Psychologically, I’m still a bit on edge. Things are going better with my health and it seems like there may finally be a light at the end of the tunnel, but that’s been true several times before and something always seems to happen to set me back. This foot surgery was the worst setback yet, really taking me back to square one. And now I find myself sometimes dreading the dropping of the other shoe. I know I shouldn’t think that way because I have no control over it. But sometimes I still do. It seems to be in the back of my mind even while I’m glad things are headed in the right direction.
The co-insurance typically varies anywhere from 10% to 50%, and I have co-insurance payments for all home visits to the tune of about $25 for each of those seven in-home visits every week. Add it up and that’s about 2/3 of what I make from the blog every month. So I could really use more help to get through this for however long those in-home visits are required (and given the amount of strength and stamina I lost, that may be months). And I have a new way you can help support my work on this blog. I’ve launched a new Patreon account where you can pledge a monthly amount to support my work and allow me to continue doing it. You can pledge from $2 a month up to $25 a month (or more, of course, if you’re extraordinarily generous).

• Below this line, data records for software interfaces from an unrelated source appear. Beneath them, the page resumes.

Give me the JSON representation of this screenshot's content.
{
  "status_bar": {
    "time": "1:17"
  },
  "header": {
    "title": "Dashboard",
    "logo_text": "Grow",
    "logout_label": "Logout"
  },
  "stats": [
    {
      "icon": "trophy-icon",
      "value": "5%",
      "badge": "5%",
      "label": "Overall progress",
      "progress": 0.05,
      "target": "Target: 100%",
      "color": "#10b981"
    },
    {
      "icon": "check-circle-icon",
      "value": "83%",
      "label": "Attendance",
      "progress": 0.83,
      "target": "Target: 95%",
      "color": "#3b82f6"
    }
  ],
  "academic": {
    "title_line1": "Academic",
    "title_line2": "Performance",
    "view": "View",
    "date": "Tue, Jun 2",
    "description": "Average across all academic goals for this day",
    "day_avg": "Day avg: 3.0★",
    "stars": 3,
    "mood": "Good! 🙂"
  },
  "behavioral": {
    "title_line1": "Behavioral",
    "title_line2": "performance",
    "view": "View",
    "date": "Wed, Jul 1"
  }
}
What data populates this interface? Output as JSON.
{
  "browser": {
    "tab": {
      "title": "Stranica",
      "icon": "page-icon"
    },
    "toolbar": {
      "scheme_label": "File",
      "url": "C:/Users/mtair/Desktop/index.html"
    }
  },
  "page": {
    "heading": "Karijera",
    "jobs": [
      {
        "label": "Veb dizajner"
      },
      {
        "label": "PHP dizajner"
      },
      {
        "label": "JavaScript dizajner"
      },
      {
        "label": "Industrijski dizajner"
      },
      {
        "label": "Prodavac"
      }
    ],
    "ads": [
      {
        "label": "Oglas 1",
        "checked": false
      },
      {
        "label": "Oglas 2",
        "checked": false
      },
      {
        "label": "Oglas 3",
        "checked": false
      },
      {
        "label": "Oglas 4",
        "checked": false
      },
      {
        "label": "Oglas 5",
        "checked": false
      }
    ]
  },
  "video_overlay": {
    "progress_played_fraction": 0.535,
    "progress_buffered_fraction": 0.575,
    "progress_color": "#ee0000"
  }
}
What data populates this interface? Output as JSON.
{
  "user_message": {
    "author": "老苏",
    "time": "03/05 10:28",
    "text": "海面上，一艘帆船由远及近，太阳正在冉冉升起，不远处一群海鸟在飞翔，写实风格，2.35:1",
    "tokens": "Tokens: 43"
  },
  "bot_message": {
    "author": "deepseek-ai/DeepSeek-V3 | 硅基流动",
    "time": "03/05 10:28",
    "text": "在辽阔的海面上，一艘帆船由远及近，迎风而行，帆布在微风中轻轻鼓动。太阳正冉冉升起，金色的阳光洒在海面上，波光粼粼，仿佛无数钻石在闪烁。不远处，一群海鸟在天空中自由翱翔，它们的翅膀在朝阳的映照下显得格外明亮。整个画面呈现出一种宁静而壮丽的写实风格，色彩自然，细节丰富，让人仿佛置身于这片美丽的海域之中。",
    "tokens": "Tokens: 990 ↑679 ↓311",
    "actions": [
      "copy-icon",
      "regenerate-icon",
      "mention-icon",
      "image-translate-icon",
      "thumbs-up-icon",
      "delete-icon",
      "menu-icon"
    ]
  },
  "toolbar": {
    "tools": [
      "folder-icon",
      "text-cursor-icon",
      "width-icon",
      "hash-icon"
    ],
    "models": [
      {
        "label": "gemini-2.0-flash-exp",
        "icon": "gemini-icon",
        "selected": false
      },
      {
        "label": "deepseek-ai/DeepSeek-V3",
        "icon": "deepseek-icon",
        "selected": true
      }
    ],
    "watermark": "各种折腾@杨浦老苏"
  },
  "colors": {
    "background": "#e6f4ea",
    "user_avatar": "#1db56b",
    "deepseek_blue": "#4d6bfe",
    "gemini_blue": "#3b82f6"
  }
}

Dispatches will turn 16 years old in a couple months and I love what I do, but I am only able to make about 1/3 of what I used to make on it. That’s partially due to my ongoing health problems preventing me from posting as much as I used to (I’ve gone from 12 posts a day down to 6 or 7, which drops pageviews and thus ad revenue payments) and partially due to having those revenue payments reduced significantly for the pageviews I do get. Combine the loss in revenue payments with my ongoing medical costs and it’s pretty obvious why I’m asking you all to help. If you enjoy what I do and want to be able to keep doing it, please make a monthly pledge of support if you can afford to.
And of course, you can always help out with a one-time (or more, if you choose) payment to my Paypal account. The email address is email@example.com for that account. I could use both immediate and long-term help for all of this. Thank you all for your support over the years. With your help, I can hopefully regain my good health and be able to return to posting more often and perhaps even reviving the Culture Wars Radio podcast. At this point, I’m not close to being able to take care of myself, and I am extraordinarily fortunate to have an amazing group of friends who take care of my needs, transport me to doctor’s appointments and, sometimes, go through hell when I’m in the hospital for extended periods of time. Between their generosity and yours, I can get through this and get back to being my old self again, traveling and speaking to groups, particularly about the need to engage in service to others. I want so badly to be able to get back by launching my Secular Quemanism project and helping local humanist groups put their values into action and help make society a better place one person and one event at time. But in order to get there, I need my fellow humanists to help me get back to where that’s possible. Thank you so much, as always.